Excerpts from an interface dataset:
○ ○ ○ ○

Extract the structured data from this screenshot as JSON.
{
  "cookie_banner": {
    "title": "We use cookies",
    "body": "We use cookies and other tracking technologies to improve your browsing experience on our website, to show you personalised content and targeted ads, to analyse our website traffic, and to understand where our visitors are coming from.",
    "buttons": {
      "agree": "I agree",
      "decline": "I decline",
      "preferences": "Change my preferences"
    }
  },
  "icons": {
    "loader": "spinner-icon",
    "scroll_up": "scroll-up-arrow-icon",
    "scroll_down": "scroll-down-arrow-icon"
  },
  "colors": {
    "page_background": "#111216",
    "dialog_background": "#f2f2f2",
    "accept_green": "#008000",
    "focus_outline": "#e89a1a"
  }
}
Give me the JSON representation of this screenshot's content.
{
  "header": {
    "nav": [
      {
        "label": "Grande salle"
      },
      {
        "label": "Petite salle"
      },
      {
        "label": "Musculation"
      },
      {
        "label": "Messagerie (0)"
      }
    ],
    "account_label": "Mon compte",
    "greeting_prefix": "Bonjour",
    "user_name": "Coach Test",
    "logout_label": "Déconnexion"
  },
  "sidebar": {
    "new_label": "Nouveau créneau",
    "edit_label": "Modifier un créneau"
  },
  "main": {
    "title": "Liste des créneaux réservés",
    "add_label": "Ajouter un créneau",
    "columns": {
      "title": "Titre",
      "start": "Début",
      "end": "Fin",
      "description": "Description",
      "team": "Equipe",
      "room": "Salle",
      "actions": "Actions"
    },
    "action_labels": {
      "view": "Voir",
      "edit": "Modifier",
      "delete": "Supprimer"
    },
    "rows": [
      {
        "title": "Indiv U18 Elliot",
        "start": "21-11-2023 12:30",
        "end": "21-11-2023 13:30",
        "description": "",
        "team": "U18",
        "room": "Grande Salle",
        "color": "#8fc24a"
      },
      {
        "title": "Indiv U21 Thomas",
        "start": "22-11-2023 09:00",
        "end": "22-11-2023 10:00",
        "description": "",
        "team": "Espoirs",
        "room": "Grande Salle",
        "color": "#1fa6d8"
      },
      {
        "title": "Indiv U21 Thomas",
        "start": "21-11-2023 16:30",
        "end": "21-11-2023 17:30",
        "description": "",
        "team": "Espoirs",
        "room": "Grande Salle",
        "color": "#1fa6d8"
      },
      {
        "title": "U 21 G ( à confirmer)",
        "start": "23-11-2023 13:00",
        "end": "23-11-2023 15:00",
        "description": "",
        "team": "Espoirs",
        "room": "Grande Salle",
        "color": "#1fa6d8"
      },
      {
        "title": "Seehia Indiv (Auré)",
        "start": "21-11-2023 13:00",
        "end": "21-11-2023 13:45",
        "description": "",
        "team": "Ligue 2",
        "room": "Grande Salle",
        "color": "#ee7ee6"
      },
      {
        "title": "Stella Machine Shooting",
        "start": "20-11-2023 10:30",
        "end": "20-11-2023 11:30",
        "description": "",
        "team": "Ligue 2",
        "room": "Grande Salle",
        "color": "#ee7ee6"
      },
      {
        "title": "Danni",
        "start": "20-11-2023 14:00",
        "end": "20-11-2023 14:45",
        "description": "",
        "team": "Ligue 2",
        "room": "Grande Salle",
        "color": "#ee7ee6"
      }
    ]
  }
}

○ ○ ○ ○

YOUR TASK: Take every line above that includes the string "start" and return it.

TASK RESULT:
      "start": "Début",
        "start": "21-11-2023 12:30",
        "start": "22-11-2023 09:00",
        "start": "21-11-2023 16:30",
        "start": "23-11-2023 13:00",
        "start": "21-11-2023 13:00",
        "start": "20-11-2023 10:30",
        "start": "20-11-2023 14:00",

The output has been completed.